• **Task to complete**
List every line below containing "Biaya".

• **Task data**

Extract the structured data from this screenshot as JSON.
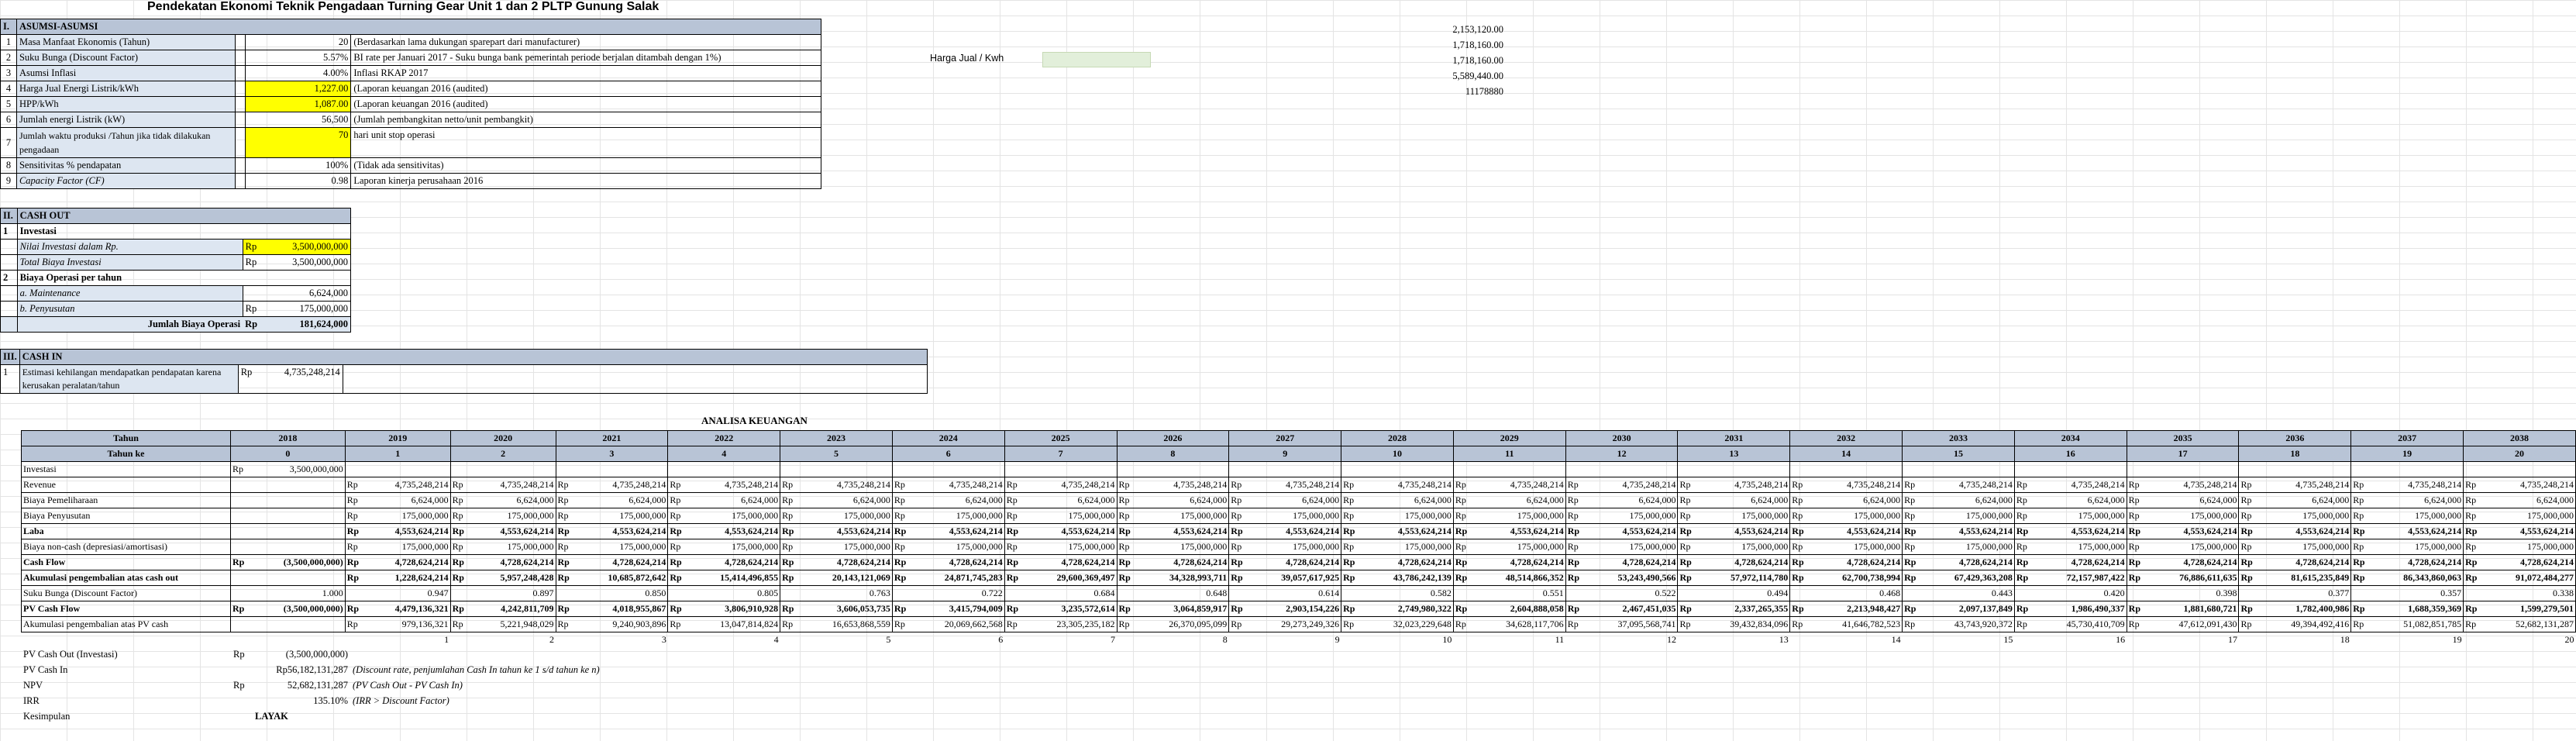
{
  "title": "Pendekatan Ekonomi Teknik Pengadaan Turning Gear Unit 1 dan 2 PLTP Gunung Salak",
  "side_values": [
    "2,153,120.00",
    "1,718,160.00",
    "1,718,160.00",
    "5,589,440.00",
    "11178880"
  ],
  "harga_jual_label": "Harga Jual / Kwh",
  "asumsi": {
    "header_no": "I.",
    "header": "ASUMSI-ASUMSI",
    "rows": [
      {
        "no": "1",
        "label": "Masa Manfaat Ekonomis (Tahun)",
        "value": "20",
        "note": "(Berdasarkan lama dukungan sparepart dari manufacturer)",
        "yellow": false
      },
      {
        "no": "2",
        "label": "Suku Bunga (Discount Factor)",
        "value": "5.57%",
        "note": "BI rate per Januari 2017 - Suku bunga bank pemerintah periode berjalan ditambah dengan 1%)",
        "yellow": false
      },
      {
        "no": "3",
        "label": "Asumsi Inflasi",
        "value": "4.00%",
        "note": "Inflasi RKAP 2017",
        "yellow": false
      },
      {
        "no": "4",
        "label": "Harga Jual Energi Listrik/kWh",
        "value": "1,227.00",
        "note": "(Laporan keuangan 2016 (audited)",
        "yellow": true
      },
      {
        "no": "5",
        "label": "HPP/kWh",
        "value": "1,087.00",
        "note": "(Laporan keuangan 2016 (audited)",
        "yellow": true
      },
      {
        "no": "6",
        "label": "Jumlah energi Listrik (kW)",
        "value": "56,500",
        "note": "(Jumlah pembangkitan netto/unit pembangkit)",
        "yellow": false
      },
      {
        "no": "7",
        "label": "Jumlah waktu produksi /Tahun jika tidak dilakukan pengadaan",
        "value": "70",
        "note": "hari unit stop operasi",
        "yellow": true
      },
      {
        "no": "8",
        "label": "Sensitivitas % pendapatan",
        "value": "100%",
        "note": "(Tidak ada sensitivitas)",
        "yellow": false
      },
      {
        "no": "9",
        "label": "Capacity Factor (CF)",
        "value": "0.98",
        "note": "Laporan kinerja perusahaan 2016",
        "yellow": false
      }
    ]
  },
  "cash_out": {
    "header_no": "II.",
    "header": "CASH OUT",
    "invest_no": "1",
    "invest_label": "Investasi",
    "nilai_label": "Nilai Investasi dalam Rp.",
    "nilai_rp": "Rp",
    "nilai_value": "3,500,000,000",
    "total_label": "Total Biaya Investasi",
    "total_rp": "Rp",
    "total_value": "3,500,000,000",
    "op_no": "2",
    "op_label": "Biaya Operasi per tahun",
    "maint_label": "a. Maintenance",
    "maint_value": "6,624,000",
    "peny_label": "b. Penyusutan",
    "peny_rp": "Rp",
    "peny_value": "175,000,000",
    "jumlah_label": "Jumlah Biaya Operasi",
    "jumlah_sep": ":",
    "jumlah_rp": "Rp",
    "jumlah_value": "181,624,000"
  },
  "cash_in": {
    "header_no": "III.",
    "header": "CASH IN",
    "no": "1",
    "label": "Estimasi kehilangan mendapatkan pendapatan karena kerusakan peralatan/tahun",
    "rp": "Rp",
    "value": "4,735,248,214"
  },
  "analisa": {
    "title": "ANALISA KEUANGAN",
    "tahun_label": "Tahun",
    "tahun_ke_label": "Tahun ke",
    "years": [
      "2018",
      "2019",
      "2020",
      "2021",
      "2022",
      "2023",
      "2024",
      "2025",
      "2026",
      "2027",
      "2028",
      "2029",
      "2030",
      "2031",
      "2032",
      "2033",
      "2034",
      "2035",
      "2036",
      "2037",
      "2038"
    ],
    "year_idx": [
      "0",
      "1",
      "2",
      "3",
      "4",
      "5",
      "6",
      "7",
      "8",
      "9",
      "10",
      "11",
      "12",
      "13",
      "14",
      "15",
      "16",
      "17",
      "18",
      "19",
      "20"
    ],
    "rows": [
      {
        "label": "Investasi",
        "bold": false,
        "first": "3,500,000,000",
        "vals": []
      },
      {
        "label": "Revenue",
        "bold": false,
        "first": "",
        "vals": [
          "4,735,248,214",
          "4,735,248,214",
          "4,735,248,214",
          "4,735,248,214",
          "4,735,248,214",
          "4,735,248,214",
          "4,735,248,214",
          "4,735,248,214",
          "4,735,248,214",
          "4,735,248,214",
          "4,735,248,214",
          "4,735,248,214",
          "4,735,248,214",
          "4,735,248,214",
          "4,735,248,214",
          "4,735,248,214",
          "4,735,248,214",
          "4,735,248,214",
          "4,735,248,214",
          "4,735,248,214"
        ]
      },
      {
        "label": "Biaya Pemeliharaan",
        "bold": false,
        "first": "",
        "vals": [
          "6,624,000",
          "6,624,000",
          "6,624,000",
          "6,624,000",
          "6,624,000",
          "6,624,000",
          "6,624,000",
          "6,624,000",
          "6,624,000",
          "6,624,000",
          "6,624,000",
          "6,624,000",
          "6,624,000",
          "6,624,000",
          "6,624,000",
          "6,624,000",
          "6,624,000",
          "6,624,000",
          "6,624,000",
          "6,624,000"
        ]
      },
      {
        "label": "Biaya Penyusutan",
        "bold": false,
        "first": "",
        "vals": [
          "175,000,000",
          "175,000,000",
          "175,000,000",
          "175,000,000",
          "175,000,000",
          "175,000,000",
          "175,000,000",
          "175,000,000",
          "175,000,000",
          "175,000,000",
          "175,000,000",
          "175,000,000",
          "175,000,000",
          "175,000,000",
          "175,000,000",
          "175,000,000",
          "175,000,000",
          "175,000,000",
          "175,000,000",
          "175,000,000"
        ]
      },
      {
        "label": "Laba",
        "bold": true,
        "first": "",
        "vals": [
          "4,553,624,214",
          "4,553,624,214",
          "4,553,624,214",
          "4,553,624,214",
          "4,553,624,214",
          "4,553,624,214",
          "4,553,624,214",
          "4,553,624,214",
          "4,553,624,214",
          "4,553,624,214",
          "4,553,624,214",
          "4,553,624,214",
          "4,553,624,214",
          "4,553,624,214",
          "4,553,624,214",
          "4,553,624,214",
          "4,553,624,214",
          "4,553,624,214",
          "4,553,624,214",
          "4,553,624,214"
        ]
      },
      {
        "label": "Biaya non-cash (depresiasi/amortisasi)",
        "bold": false,
        "first": "",
        "vals": [
          "175,000,000",
          "175,000,000",
          "175,000,000",
          "175,000,000",
          "175,000,000",
          "175,000,000",
          "175,000,000",
          "175,000,000",
          "175,000,000",
          "175,000,000",
          "175,000,000",
          "175,000,000",
          "175,000,000",
          "175,000,000",
          "175,000,000",
          "175,000,000",
          "175,000,000",
          "175,000,000",
          "175,000,000",
          "175,000,000"
        ]
      },
      {
        "label": "Cash Flow",
        "bold": true,
        "first": "(3,500,000,000)",
        "vals": [
          "4,728,624,214",
          "4,728,624,214",
          "4,728,624,214",
          "4,728,624,214",
          "4,728,624,214",
          "4,728,624,214",
          "4,728,624,214",
          "4,728,624,214",
          "4,728,624,214",
          "4,728,624,214",
          "4,728,624,214",
          "4,728,624,214",
          "4,728,624,214",
          "4,728,624,214",
          "4,728,624,214",
          "4,728,624,214",
          "4,728,624,214",
          "4,728,624,214",
          "4,728,624,214",
          "4,728,624,214"
        ]
      },
      {
        "label": "Akumulasi pengembalian atas cash out",
        "bold": true,
        "first": "",
        "vals": [
          "1,228,624,214",
          "5,957,248,428",
          "10,685,872,642",
          "15,414,496,855",
          "20,143,121,069",
          "24,871,745,283",
          "29,600,369,497",
          "34,328,993,711",
          "39,057,617,925",
          "43,786,242,139",
          "48,514,866,352",
          "53,243,490,566",
          "57,972,114,780",
          "62,700,738,994",
          "67,429,363,208",
          "72,157,987,422",
          "76,886,611,635",
          "81,615,235,849",
          "86,343,860,063",
          "91,072,484,277"
        ]
      },
      {
        "label": "Suku Bunga (Discount Factor)",
        "bold": false,
        "first": "1.000",
        "norp": true,
        "vals": [
          "0.947",
          "0.897",
          "0.850",
          "0.805",
          "0.763",
          "0.722",
          "0.684",
          "0.648",
          "0.614",
          "0.582",
          "0.551",
          "0.522",
          "0.494",
          "0.468",
          "0.443",
          "0.420",
          "0.398",
          "0.377",
          "0.357",
          "0.338"
        ]
      },
      {
        "label": "PV Cash Flow",
        "bold": true,
        "first": "(3,500,000,000)",
        "vals": [
          "4,479,136,321",
          "4,242,811,709",
          "4,018,955,867",
          "3,806,910,928",
          "3,606,053,735",
          "3,415,794,009",
          "3,235,572,614",
          "3,064,859,917",
          "2,903,154,226",
          "2,749,980,322",
          "2,604,888,058",
          "2,467,451,035",
          "2,337,265,355",
          "2,213,948,427",
          "2,097,137,849",
          "1,986,490,337",
          "1,881,680,721",
          "1,782,400,986",
          "1,688,359,369",
          "1,599,279,501"
        ]
      },
      {
        "label": "Akumulasi pengembalian atas PV cash",
        "bold": false,
        "first": "",
        "vals": [
          "979,136,321",
          "5,221,948,029",
          "9,240,903,896",
          "13,047,814,824",
          "16,653,868,559",
          "20,069,662,568",
          "23,305,235,182",
          "26,370,095,099",
          "29,273,249,326",
          "32,023,229,648",
          "34,628,117,706",
          "37,095,568,741",
          "39,432,834,096",
          "41,646,782,523",
          "43,743,920,372",
          "45,730,410,709",
          "47,612,091,430",
          "49,394,492,416",
          "51,082,851,785",
          "52,682,131,287"
        ]
      }
    ],
    "footer_idx": [
      "1",
      "2",
      "3",
      "4",
      "5",
      "6",
      "7",
      "8",
      "9",
      "10",
      "11",
      "12",
      "13",
      "14",
      "15",
      "16",
      "17",
      "18",
      "19",
      "20"
    ]
  },
  "summary": [
    {
      "label": "PV Cash Out (Investasi)",
      "rp": "Rp",
      "value": "(3,500,000,000)",
      "note": ""
    },
    {
      "label": "PV Cash In",
      "rp": "",
      "value": "Rp56,182,131,287",
      "note": "(Discount rate, penjumlahan Cash  In tahun ke 1 s/d tahun ke n)"
    },
    {
      "label": "NPV",
      "rp": "Rp",
      "value": "52,682,131,287",
      "note": "(PV Cash Out - PV Cash In)"
    },
    {
      "label": "IRR",
      "rp": "",
      "value": "135.10%",
      "note": "(IRR > Discount Factor)"
    },
    {
      "label": "Kesimpulan",
      "rp": "",
      "value": "LAYAK",
      "note": ""
    }
  ]
}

• **Answer area**
    "total_label": "Total Biaya Investasi",
    "op_label": "Biaya Operasi per tahun",
    "jumlah_label": "Jumlah Biaya Operasi",
        "label": "Biaya Pemeliharaan",
        "label": "Biaya Penyusutan",
        "label": "Biaya non-cash (depresiasi/amortisasi)",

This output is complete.